Antelope Island State Park, with 14 full-time staff members and about 70 active volunteers, needs more help to handle all the work on the island, Antelope Island State Park Naturalist Wendy Wilson said.
"We would like to add about 30 or 40 new volunteers. That would be ideal," Wilson said.
Park officials are working with the Davis County Office of Community and Economic Development in an effort to reach that goal.
The park uses volunteers at its visitors' center, the historic Fielding-Garr Ranch House and to help maintain the island trails and prevent them from becoming a mess, Wilson said.
"Volunteers are vital to our operation," she said.
Salt Lake City residents Joyce L. Brown, and husband Benjamin, have served as volunteers on the island for 20 years.
"It's a different world. It's like stepping into the past," Brown said of being out on the island. "I love the island. I have been in love with Antelope Island before we could even go there."
Brown, who volunteers at the ranch house and visitors center, said working on the island allows her to meet people from around the world.
"We have seen unbelievable things," said Brown.
Other than family vacations, Brown said, she and her husband have never missed a shift.
"We love our volunteers," Davis County Community Development Specialist Neka Roundy said.
Roundy said the county and state parks are willing to work with volunteers when it comes to scheduling. Knowing the skills of individual volunteers, whether it be speaking a foreign language or operating a tractor, will help place them in a position where the individual can best utilize their talents.
"We want them to be happy," Roundy said.
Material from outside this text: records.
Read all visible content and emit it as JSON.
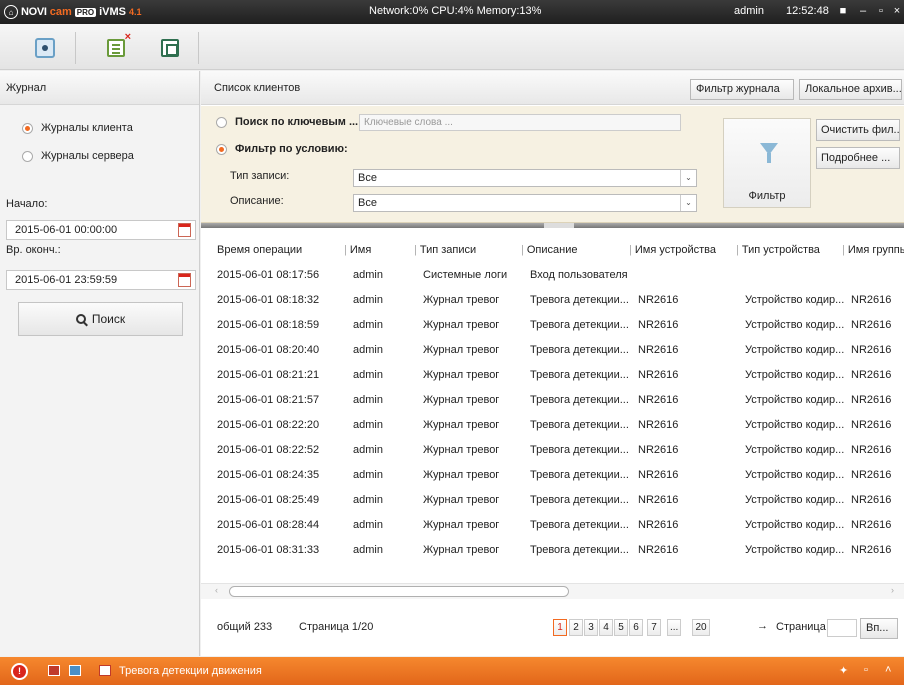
{
  "titlebar": {
    "logo_text_1": "NOVI",
    "logo_text_2": "cam",
    "logo_pro": "PRO",
    "logo_vms": "iVMS",
    "logo_ver": "4.1",
    "sysinfo": "Network:0% CPU:4% Memory:13%",
    "user": "admin",
    "clock": "12:52:48"
  },
  "left": {
    "header": "Журнал",
    "radio_client": "Журналы клиента",
    "radio_server": "Журналы сервера",
    "start_label": "Начало:",
    "start_value": "2015-06-01 00:00:00",
    "end_label": "Вр. оконч.:",
    "end_value": "2015-06-01 23:59:59",
    "search_label": "Поиск"
  },
  "main": {
    "title": "Список клиентов",
    "filter_log_btn": "Фильтр журнала",
    "local_archive_btn": "Локальное архив..."
  },
  "filter": {
    "keyword_radio": "Поиск по ключевым ...",
    "keyword_placeholder": "Ключевые слова ...",
    "condition_radio": "Фильтр по условию:",
    "record_type_label": "Тип записи:",
    "record_type_value": "Все",
    "description_label": "Описание:",
    "description_value": "Все",
    "filter_btn": "Фильтр",
    "clear_btn": "Очистить фил...",
    "more_btn": "Подробнее ..."
  },
  "table": {
    "columns": [
      "Время операции",
      "Имя",
      "Тип записи",
      "Описание",
      "Имя устройства",
      "Тип устройства",
      "Имя группы"
    ],
    "rows": [
      [
        "2015-06-01 08:17:56",
        "admin",
        "Системные логи",
        "Вход пользователя",
        "",
        "",
        ""
      ],
      [
        "2015-06-01 08:18:32",
        "admin",
        "Журнал тревог",
        "Тревога детекции...",
        "NR2616",
        "Устройство кодир...",
        "NR2616"
      ],
      [
        "2015-06-01 08:18:59",
        "admin",
        "Журнал тревог",
        "Тревога детекции...",
        "NR2616",
        "Устройство кодир...",
        "NR2616"
      ],
      [
        "2015-06-01 08:20:40",
        "admin",
        "Журнал тревог",
        "Тревога детекции...",
        "NR2616",
        "Устройство кодир...",
        "NR2616"
      ],
      [
        "2015-06-01 08:21:21",
        "admin",
        "Журнал тревог",
        "Тревога детекции...",
        "NR2616",
        "Устройство кодир...",
        "NR2616"
      ],
      [
        "2015-06-01 08:21:57",
        "admin",
        "Журнал тревог",
        "Тревога детекции...",
        "NR2616",
        "Устройство кодир...",
        "NR2616"
      ],
      [
        "2015-06-01 08:22:20",
        "admin",
        "Журнал тревог",
        "Тревога детекции...",
        "NR2616",
        "Устройство кодир...",
        "NR2616"
      ],
      [
        "2015-06-01 08:22:52",
        "admin",
        "Журнал тревог",
        "Тревога детекции...",
        "NR2616",
        "Устройство кодир...",
        "NR2616"
      ],
      [
        "2015-06-01 08:24:35",
        "admin",
        "Журнал тревог",
        "Тревога детекции...",
        "NR2616",
        "Устройство кодир...",
        "NR2616"
      ],
      [
        "2015-06-01 08:25:49",
        "admin",
        "Журнал тревог",
        "Тревога детекции...",
        "NR2616",
        "Устройство кодир...",
        "NR2616"
      ],
      [
        "2015-06-01 08:28:44",
        "admin",
        "Журнал тревог",
        "Тревога детекции...",
        "NR2616",
        "Устройство кодир...",
        "NR2616"
      ],
      [
        "2015-06-01 08:31:33",
        "admin",
        "Журнал тревог",
        "Тревога детекции...",
        "NR2616",
        "Устройство кодир...",
        "NR2616"
      ]
    ]
  },
  "pager": {
    "total": "общий 233",
    "page_info": "Страница 1/20",
    "pages": [
      "1",
      "2",
      "3",
      "4",
      "5",
      "6",
      "7",
      "...",
      "20"
    ],
    "current_page": "1",
    "goto_label": "Страница",
    "goto_btn": "Вп..."
  },
  "statusbar": {
    "alarm_text": "Тревога детекции движения"
  },
  "colors": {
    "accent": "#f26a21",
    "statusbar": "#f0781f",
    "titlebar": "#2a2a2a",
    "filter_bg": "#f6f1e2"
  }
}
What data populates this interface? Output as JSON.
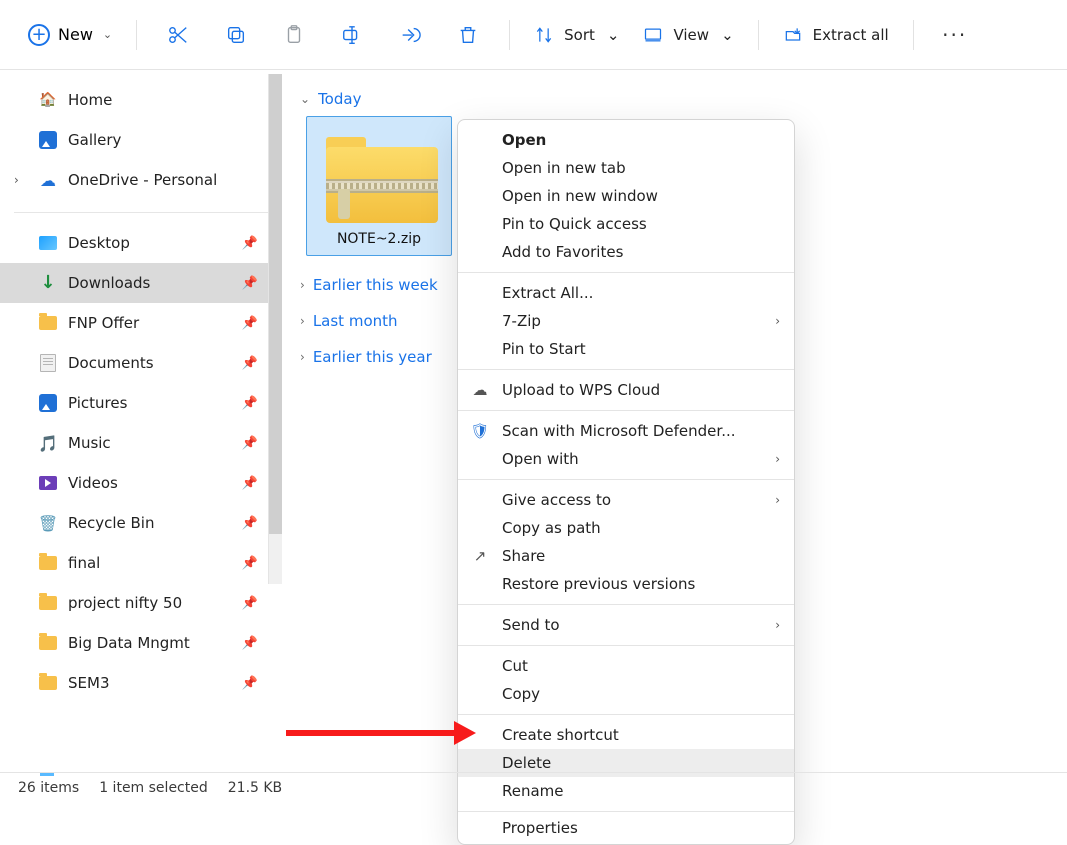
{
  "toolbar": {
    "new_label": "New",
    "sort_label": "Sort",
    "view_label": "View",
    "extract_label": "Extract all"
  },
  "sidebar": {
    "items": [
      {
        "label": "Home"
      },
      {
        "label": "Gallery"
      },
      {
        "label": "OneDrive - Personal"
      },
      {
        "label": "Desktop"
      },
      {
        "label": "Downloads"
      },
      {
        "label": "FNP Offer"
      },
      {
        "label": "Documents"
      },
      {
        "label": "Pictures"
      },
      {
        "label": "Music"
      },
      {
        "label": "Videos"
      },
      {
        "label": "Recycle Bin"
      },
      {
        "label": "final"
      },
      {
        "label": "project nifty 50"
      },
      {
        "label": "Big Data Mngmt"
      },
      {
        "label": "SEM3"
      }
    ]
  },
  "groups": {
    "today": "Today",
    "earlier_week": "Earlier this week",
    "last_month": "Last month",
    "earlier_year": "Earlier this year"
  },
  "file": {
    "name": "NOTE~2.zip"
  },
  "context_menu": {
    "open": "Open",
    "open_new_tab": "Open in new tab",
    "open_new_window": "Open in new window",
    "pin_quick": "Pin to Quick access",
    "add_favorites": "Add to Favorites",
    "extract_all": "Extract All...",
    "seven_zip": "7-Zip",
    "pin_start": "Pin to Start",
    "upload_wps": "Upload to WPS Cloud",
    "scan_defender": "Scan with Microsoft Defender...",
    "open_with": "Open with",
    "give_access": "Give access to",
    "copy_path": "Copy as path",
    "share": "Share",
    "restore_prev": "Restore previous versions",
    "send_to": "Send to",
    "cut": "Cut",
    "copy": "Copy",
    "create_shortcut": "Create shortcut",
    "delete": "Delete",
    "rename": "Rename",
    "properties": "Properties"
  },
  "status": {
    "count": "26 items",
    "selected": "1 item selected",
    "size": "21.5 KB"
  }
}
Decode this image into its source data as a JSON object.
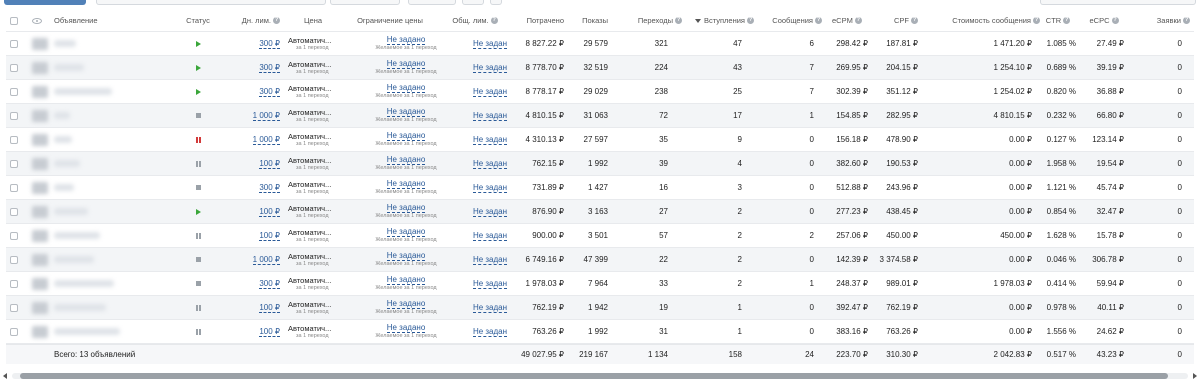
{
  "header": {
    "ad": "Объявление",
    "status": "Статус",
    "daily_limit": "Дн. лим.",
    "price": "Цена",
    "price_limit": "Ограничение цены",
    "total_limit": "Общ. лим.",
    "spent": "Потрачено",
    "impressions": "Показы",
    "clicks": "Переходы",
    "joins": "Вступления",
    "messages": "Сообщения",
    "ecpm": "eCPM",
    "cpf": "CPF",
    "message_cost": "Стоимость сообщения",
    "ctr": "CTR",
    "ecpc": "eCPC",
    "leads": "Заявки",
    "help_glyph": "?"
  },
  "price_main": "Автоматич...",
  "price_sub": "за 1 переход",
  "price_limit_link": "Не задано",
  "price_limit_sub": "Желаемое за 1 переход",
  "total_limit_link": "Не задан",
  "rows": [
    {
      "status": "play",
      "daily": "300 ₽",
      "spent": "8 827.22 ₽",
      "impr": "29 579",
      "clicks": "321",
      "joins": "47",
      "msgs": "6",
      "ecpm": "298.42 ₽",
      "cpf": "187.81 ₽",
      "mcost": "1 471.20 ₽",
      "ctr": "1.085 %",
      "ecpc": "27.49 ₽",
      "leads": "0"
    },
    {
      "status": "play",
      "daily": "300 ₽",
      "spent": "8 778.70 ₽",
      "impr": "32 519",
      "clicks": "224",
      "joins": "43",
      "msgs": "7",
      "ecpm": "269.95 ₽",
      "cpf": "204.15 ₽",
      "mcost": "1 254.10 ₽",
      "ctr": "0.689 %",
      "ecpc": "39.19 ₽",
      "leads": "0"
    },
    {
      "status": "play",
      "daily": "300 ₽",
      "spent": "8 778.17 ₽",
      "impr": "29 029",
      "clicks": "238",
      "joins": "25",
      "msgs": "7",
      "ecpm": "302.39 ₽",
      "cpf": "351.12 ₽",
      "mcost": "1 254.02 ₽",
      "ctr": "0.820 %",
      "ecpc": "36.88 ₽",
      "leads": "0"
    },
    {
      "status": "stop",
      "daily": "1 000 ₽",
      "spent": "4 810.15 ₽",
      "impr": "31 063",
      "clicks": "72",
      "joins": "17",
      "msgs": "1",
      "ecpm": "154.85 ₽",
      "cpf": "282.95 ₽",
      "mcost": "4 810.15 ₽",
      "ctr": "0.232 %",
      "ecpc": "66.80 ₽",
      "leads": "0"
    },
    {
      "status": "pause-red",
      "daily": "1 000 ₽",
      "spent": "4 310.13 ₽",
      "impr": "27 597",
      "clicks": "35",
      "joins": "9",
      "msgs": "0",
      "ecpm": "156.18 ₽",
      "cpf": "478.90 ₽",
      "mcost": "0.00 ₽",
      "ctr": "0.127 %",
      "ecpc": "123.14 ₽",
      "leads": "0"
    },
    {
      "status": "pause",
      "daily": "100 ₽",
      "spent": "762.15 ₽",
      "impr": "1 992",
      "clicks": "39",
      "joins": "4",
      "msgs": "0",
      "ecpm": "382.60 ₽",
      "cpf": "190.53 ₽",
      "mcost": "0.00 ₽",
      "ctr": "1.958 %",
      "ecpc": "19.54 ₽",
      "leads": "0"
    },
    {
      "status": "stop",
      "daily": "300 ₽",
      "spent": "731.89 ₽",
      "impr": "1 427",
      "clicks": "16",
      "joins": "3",
      "msgs": "0",
      "ecpm": "512.88 ₽",
      "cpf": "243.96 ₽",
      "mcost": "0.00 ₽",
      "ctr": "1.121 %",
      "ecpc": "45.74 ₽",
      "leads": "0"
    },
    {
      "status": "play",
      "daily": "100 ₽",
      "spent": "876.90 ₽",
      "impr": "3 163",
      "clicks": "27",
      "joins": "2",
      "msgs": "0",
      "ecpm": "277.23 ₽",
      "cpf": "438.45 ₽",
      "mcost": "0.00 ₽",
      "ctr": "0.854 %",
      "ecpc": "32.47 ₽",
      "leads": "0"
    },
    {
      "status": "pause",
      "daily": "100 ₽",
      "spent": "900.00 ₽",
      "impr": "3 501",
      "clicks": "57",
      "joins": "2",
      "msgs": "2",
      "ecpm": "257.06 ₽",
      "cpf": "450.00 ₽",
      "mcost": "450.00 ₽",
      "ctr": "1.628 %",
      "ecpc": "15.78 ₽",
      "leads": "0"
    },
    {
      "status": "stop",
      "daily": "1 000 ₽",
      "spent": "6 749.16 ₽",
      "impr": "47 399",
      "clicks": "22",
      "joins": "2",
      "msgs": "0",
      "ecpm": "142.39 ₽",
      "cpf": "3 374.58 ₽",
      "mcost": "0.00 ₽",
      "ctr": "0.046 %",
      "ecpc": "306.78 ₽",
      "leads": "0"
    },
    {
      "status": "stop",
      "daily": "300 ₽",
      "spent": "1 978.03 ₽",
      "impr": "7 964",
      "clicks": "33",
      "joins": "2",
      "msgs": "1",
      "ecpm": "248.37 ₽",
      "cpf": "989.01 ₽",
      "mcost": "1 978.03 ₽",
      "ctr": "0.414 %",
      "ecpc": "59.94 ₽",
      "leads": "0"
    },
    {
      "status": "pause",
      "daily": "100 ₽",
      "spent": "762.19 ₽",
      "impr": "1 942",
      "clicks": "19",
      "joins": "1",
      "msgs": "0",
      "ecpm": "392.47 ₽",
      "cpf": "762.19 ₽",
      "mcost": "0.00 ₽",
      "ctr": "0.978 %",
      "ecpc": "40.11 ₽",
      "leads": "0"
    },
    {
      "status": "pause",
      "daily": "100 ₽",
      "spent": "763.26 ₽",
      "impr": "1 992",
      "clicks": "31",
      "joins": "1",
      "msgs": "0",
      "ecpm": "383.16 ₽",
      "cpf": "763.26 ₽",
      "mcost": "0.00 ₽",
      "ctr": "1.556 %",
      "ecpc": "24.62 ₽",
      "leads": "0"
    }
  ],
  "totals": {
    "label": "Всего: 13 объявлений",
    "spent": "49 027.95 ₽",
    "impr": "219 167",
    "clicks": "1 134",
    "joins": "158",
    "msgs": "24",
    "ecpm": "223.70 ₽",
    "cpf": "310.30 ₽",
    "mcost": "2 042.83 ₽",
    "ctr": "0.517 %",
    "ecpc": "43.23 ₽",
    "leads": "0"
  },
  "colors": {
    "play": "#3aa63a",
    "pause": "#9aa1a8",
    "pause_red": "#d23a3a",
    "link": "#2a5a98"
  }
}
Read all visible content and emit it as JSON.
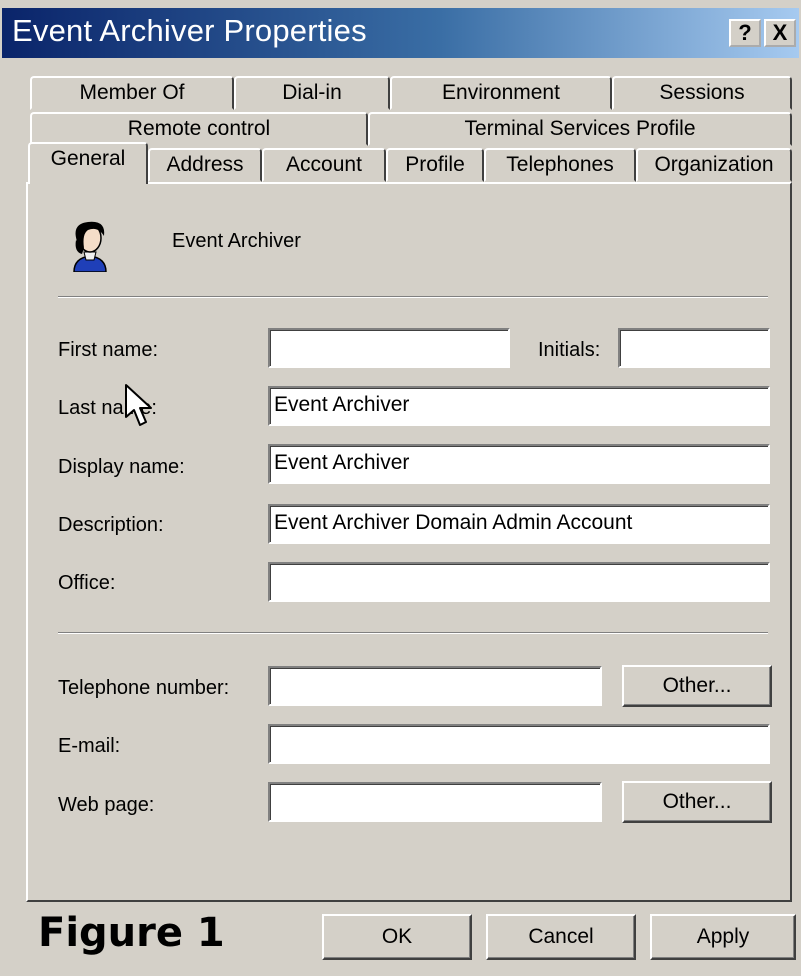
{
  "window": {
    "title": "Event Archiver Properties",
    "help_label": "?",
    "close_label": "X"
  },
  "tabs": {
    "row1": [
      "Member Of",
      "Dial-in",
      "Environment",
      "Sessions"
    ],
    "row2": [
      "Remote control",
      "Terminal Services Profile"
    ],
    "row3": [
      "General",
      "Address",
      "Account",
      "Profile",
      "Telephones",
      "Organization"
    ],
    "selected": "General"
  },
  "general": {
    "display_heading": "Event Archiver",
    "first_name_label": "First name:",
    "first_name_value": "",
    "initials_label": "Initials:",
    "initials_value": "",
    "last_name_label": "Last name:",
    "last_name_value": "Event Archiver",
    "display_name_label": "Display name:",
    "display_name_value": "Event Archiver",
    "description_label": "Description:",
    "description_value": "Event Archiver Domain Admin Account",
    "office_label": "Office:",
    "office_value": "",
    "telephone_label": "Telephone number:",
    "telephone_value": "",
    "email_label": "E-mail:",
    "email_value": "",
    "webpage_label": "Web page:",
    "webpage_value": "",
    "other_button_label": "Other..."
  },
  "footer": {
    "figure_label": "Figure 1",
    "ok_label": "OK",
    "cancel_label": "Cancel",
    "apply_label": "Apply"
  },
  "icons": [
    "user-icon",
    "mouse-cursor-icon"
  ]
}
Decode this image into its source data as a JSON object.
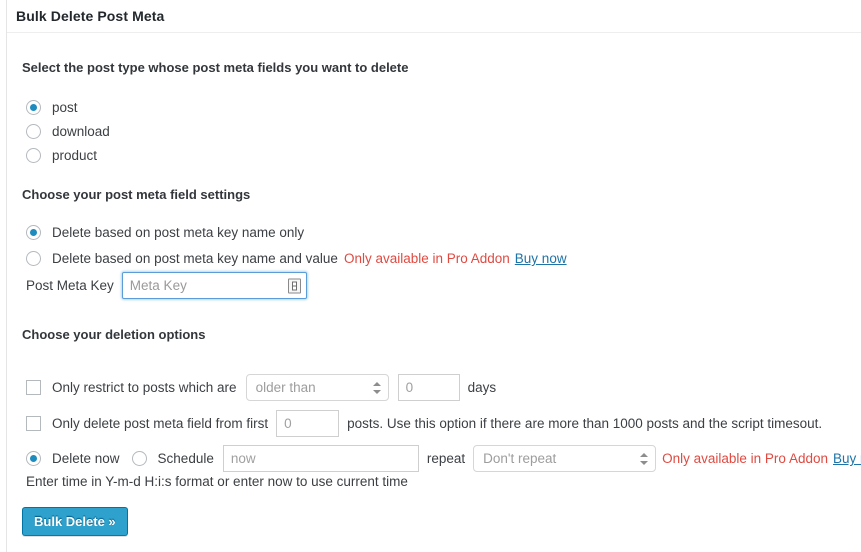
{
  "panel": {
    "title": "Bulk Delete Post Meta"
  },
  "post_type_section": {
    "heading": "Select the post type whose post meta fields you want to delete",
    "options": [
      {
        "label": "post",
        "checked": true
      },
      {
        "label": "download",
        "checked": false
      },
      {
        "label": "product",
        "checked": false
      }
    ]
  },
  "meta_field_section": {
    "heading": "Choose your post meta field settings",
    "options": [
      {
        "label": "Delete based on post meta key name only",
        "checked": true
      },
      {
        "label": "Delete based on post meta key name and value",
        "checked": false
      }
    ],
    "pro_note": "Only available in Pro Addon",
    "buy_now": "Buy now",
    "meta_key_label": "Post Meta Key",
    "meta_key_value": "",
    "meta_key_placeholder": "Meta Key",
    "autofill_icon": "contact-card-icon"
  },
  "deletion_section": {
    "heading": "Choose your deletion options",
    "restrict": {
      "checked": false,
      "label": "Only restrict to posts which are",
      "select_value": "older than",
      "days_value": "",
      "days_placeholder": "0",
      "days_label": "days"
    },
    "limit": {
      "checked": false,
      "label_before": "Only delete post meta field from first",
      "count_value": "",
      "count_placeholder": "0",
      "label_after": "posts. Use this option if there are more than 1000 posts and the script timesout."
    },
    "schedule": {
      "delete_now_label": "Delete now",
      "delete_now_checked": true,
      "schedule_label": "Schedule",
      "schedule_checked": false,
      "time_value": "",
      "time_placeholder": "now",
      "repeat_label": "repeat",
      "repeat_value": "Don't repeat",
      "pro_note": "Only available in Pro Addon",
      "buy_now": "Buy now"
    },
    "hint": "Enter time in Y-m-d H:i:s format or enter now to use current time"
  },
  "submit": {
    "label": "Bulk Delete »"
  },
  "colors": {
    "accent": "#2ea2cc",
    "radio_dot": "#1e8cbe",
    "pro_red": "#e04a41",
    "link_blue": "#1e73a8",
    "focus_blue": "#5b9dd9",
    "border": "#e5e5e5",
    "text": "#32373c"
  }
}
The state is asking volunteers to work a minimum of four hours a month, the equivalent of one shift at the center or ranch house, Wilson said.
Volunteers working the trails are asked to work a minimum of 10 hours a month, she said.